== YOUR GOAL ==
If any record holds an image, omit the image and print the rest exactly.

== INFORMATION SHOWN ==
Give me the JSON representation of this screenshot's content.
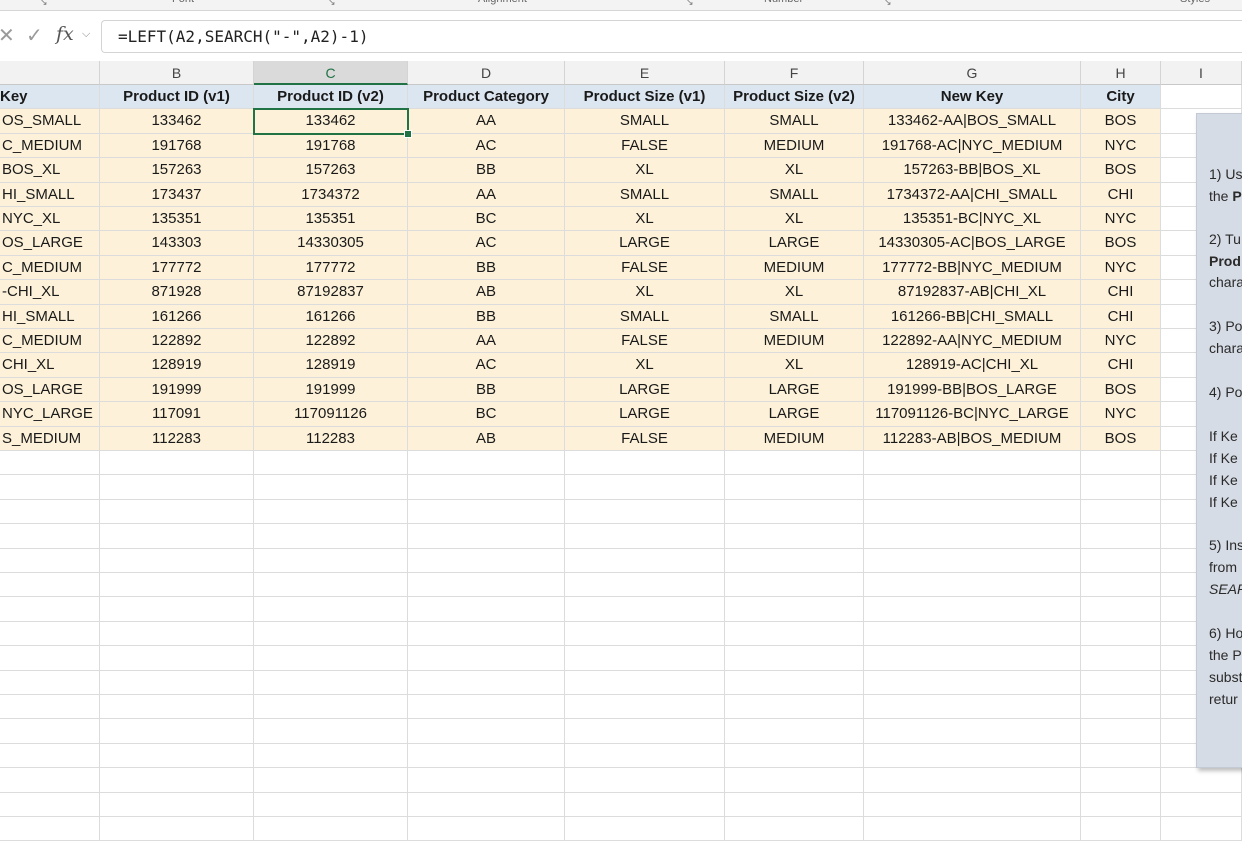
{
  "ribbon": {
    "groups": [
      "Font",
      "Alignment",
      "Number",
      "Styles"
    ]
  },
  "formula_bar": {
    "cancel_icon": "close-icon",
    "enter_icon": "check-icon",
    "fx_label": "fx",
    "formula": "=LEFT(A2,SEARCH(\"-\",A2)-1)"
  },
  "columns": [
    "B",
    "C",
    "D",
    "E",
    "F",
    "G",
    "H",
    "I"
  ],
  "selected_cell": "C2",
  "table": {
    "headers": [
      "Key",
      "Product ID (v1)",
      "Product ID (v2)",
      "Product Category",
      "Product Size (v1)",
      "Product Size (v2)",
      "New Key",
      "City"
    ],
    "rows": [
      [
        "OS_SMALL",
        "133462",
        "133462",
        "AA",
        "SMALL",
        "SMALL",
        "133462-AA|BOS_SMALL",
        "BOS"
      ],
      [
        "C_MEDIUM",
        "191768",
        "191768",
        "AC",
        "FALSE",
        "MEDIUM",
        "191768-AC|NYC_MEDIUM",
        "NYC"
      ],
      [
        "BOS_XL",
        "157263",
        "157263",
        "BB",
        "XL",
        "XL",
        "157263-BB|BOS_XL",
        "BOS"
      ],
      [
        "HI_SMALL",
        "173437",
        "1734372",
        "AA",
        "SMALL",
        "SMALL",
        "1734372-AA|CHI_SMALL",
        "CHI"
      ],
      [
        "NYC_XL",
        "135351",
        "135351",
        "BC",
        "XL",
        "XL",
        "135351-BC|NYC_XL",
        "NYC"
      ],
      [
        "OS_LARGE",
        "143303",
        "14330305",
        "AC",
        "LARGE",
        "LARGE",
        "14330305-AC|BOS_LARGE",
        "BOS"
      ],
      [
        "C_MEDIUM",
        "177772",
        "177772",
        "BB",
        "FALSE",
        "MEDIUM",
        "177772-BB|NYC_MEDIUM",
        "NYC"
      ],
      [
        "-CHI_XL",
        "871928",
        "87192837",
        "AB",
        "XL",
        "XL",
        "87192837-AB|CHI_XL",
        "CHI"
      ],
      [
        "HI_SMALL",
        "161266",
        "161266",
        "BB",
        "SMALL",
        "SMALL",
        "161266-BB|CHI_SMALL",
        "CHI"
      ],
      [
        "C_MEDIUM",
        "122892",
        "122892",
        "AA",
        "FALSE",
        "MEDIUM",
        "122892-AA|NYC_MEDIUM",
        "NYC"
      ],
      [
        "CHI_XL",
        "128919",
        "128919",
        "AC",
        "XL",
        "XL",
        "128919-AC|CHI_XL",
        "CHI"
      ],
      [
        "OS_LARGE",
        "191999",
        "191999",
        "BB",
        "LARGE",
        "LARGE",
        "191999-BB|BOS_LARGE",
        "BOS"
      ],
      [
        "NYC_LARGE",
        "117091",
        "117091126",
        "BC",
        "LARGE",
        "LARGE",
        "117091126-BC|NYC_LARGE",
        "NYC"
      ],
      [
        "S_MEDIUM",
        "112283",
        "112283",
        "AB",
        "FALSE",
        "MEDIUM",
        "112283-AB|BOS_MEDIUM",
        "BOS"
      ]
    ]
  },
  "instructions_panel": {
    "lines": [
      {
        "text": "1) Us",
        "style": ""
      },
      {
        "text": "the P",
        "style": "b-partial"
      },
      {
        "text": "2) Tu",
        "style": ""
      },
      {
        "text": "Prod",
        "style": "b"
      },
      {
        "text": "chara",
        "style": ""
      },
      {
        "text": "3) Po",
        "style": ""
      },
      {
        "text": "chara",
        "style": ""
      },
      {
        "text": "4) Po",
        "style": ""
      },
      {
        "text": "If Ke",
        "style": ""
      },
      {
        "text": "If Ke",
        "style": ""
      },
      {
        "text": "If Ke",
        "style": ""
      },
      {
        "text": "If Ke",
        "style": ""
      },
      {
        "text": "5) Ins",
        "style": ""
      },
      {
        "text": "from",
        "style": ""
      },
      {
        "text": "SEAR",
        "style": "i"
      },
      {
        "text": "6) Ho",
        "style": ""
      },
      {
        "text": "the P",
        "style": ""
      },
      {
        "text": "subst",
        "style": ""
      },
      {
        "text": "retur",
        "style": ""
      }
    ]
  }
}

== SOLUTION TO THIS TASK ==
Give me the JSON representation of this screenshot's content.
{
  "ribbon": {
    "groups": [
      "Font",
      "Alignment",
      "Number",
      "Styles"
    ]
  },
  "formula_bar": {
    "cancel_icon": "close-icon",
    "enter_icon": "check-icon",
    "fx_label": "fx",
    "formula": "=LEFT(A2,SEARCH(\"-\",A2)-1)"
  },
  "columns": [
    "B",
    "C",
    "D",
    "E",
    "F",
    "G",
    "H",
    "I"
  ],
  "selected_cell": "C2",
  "table": {
    "headers": [
      "Key",
      "Product ID (v1)",
      "Product ID (v2)",
      "Product Category",
      "Product Size (v1)",
      "Product Size (v2)",
      "New Key",
      "City"
    ],
    "rows": [
      [
        "OS_SMALL",
        "133462",
        "133462",
        "AA",
        "SMALL",
        "SMALL",
        "133462-AA|BOS_SMALL",
        "BOS"
      ],
      [
        "C_MEDIUM",
        "191768",
        "191768",
        "AC",
        "FALSE",
        "MEDIUM",
        "191768-AC|NYC_MEDIUM",
        "NYC"
      ],
      [
        "BOS_XL",
        "157263",
        "157263",
        "BB",
        "XL",
        "XL",
        "157263-BB|BOS_XL",
        "BOS"
      ],
      [
        "HI_SMALL",
        "173437",
        "1734372",
        "AA",
        "SMALL",
        "SMALL",
        "1734372-AA|CHI_SMALL",
        "CHI"
      ],
      [
        "NYC_XL",
        "135351",
        "135351",
        "BC",
        "XL",
        "XL",
        "135351-BC|NYC_XL",
        "NYC"
      ],
      [
        "OS_LARGE",
        "143303",
        "14330305",
        "AC",
        "LARGE",
        "LARGE",
        "14330305-AC|BOS_LARGE",
        "BOS"
      ],
      [
        "C_MEDIUM",
        "177772",
        "177772",
        "BB",
        "FALSE",
        "MEDIUM",
        "177772-BB|NYC_MEDIUM",
        "NYC"
      ],
      [
        "-CHI_XL",
        "871928",
        "87192837",
        "AB",
        "XL",
        "XL",
        "87192837-AB|CHI_XL",
        "CHI"
      ],
      [
        "HI_SMALL",
        "161266",
        "161266",
        "BB",
        "SMALL",
        "SMALL",
        "161266-BB|CHI_SMALL",
        "CHI"
      ],
      [
        "C_MEDIUM",
        "122892",
        "122892",
        "AA",
        "FALSE",
        "MEDIUM",
        "122892-AA|NYC_MEDIUM",
        "NYC"
      ],
      [
        "CHI_XL",
        "128919",
        "128919",
        "AC",
        "XL",
        "XL",
        "128919-AC|CHI_XL",
        "CHI"
      ],
      [
        "OS_LARGE",
        "191999",
        "191999",
        "BB",
        "LARGE",
        "LARGE",
        "191999-BB|BOS_LARGE",
        "BOS"
      ],
      [
        "NYC_LARGE",
        "117091",
        "117091126",
        "BC",
        "LARGE",
        "LARGE",
        "117091126-BC|NYC_LARGE",
        "NYC"
      ],
      [
        "S_MEDIUM",
        "112283",
        "112283",
        "AB",
        "FALSE",
        "MEDIUM",
        "112283-AB|BOS_MEDIUM",
        "BOS"
      ]
    ]
  },
  "instructions_panel": {
    "lines": [
      {
        "text": "1) Us",
        "style": ""
      },
      {
        "text": "the P",
        "style": "b-partial"
      },
      {
        "text": "2) Tu",
        "style": ""
      },
      {
        "text": "Prod",
        "style": "b"
      },
      {
        "text": "chara",
        "style": ""
      },
      {
        "text": "3) Po",
        "style": ""
      },
      {
        "text": "chara",
        "style": ""
      },
      {
        "text": "4) Po",
        "style": ""
      },
      {
        "text": "If Ke",
        "style": ""
      },
      {
        "text": "If Ke",
        "style": ""
      },
      {
        "text": "If Ke",
        "style": ""
      },
      {
        "text": "If Ke",
        "style": ""
      },
      {
        "text": "5) Ins",
        "style": ""
      },
      {
        "text": "from",
        "style": ""
      },
      {
        "text": "SEAR",
        "style": "i"
      },
      {
        "text": "6) Ho",
        "style": ""
      },
      {
        "text": "the P",
        "style": ""
      },
      {
        "text": "subst",
        "style": ""
      },
      {
        "text": "retur",
        "style": ""
      }
    ]
  }
}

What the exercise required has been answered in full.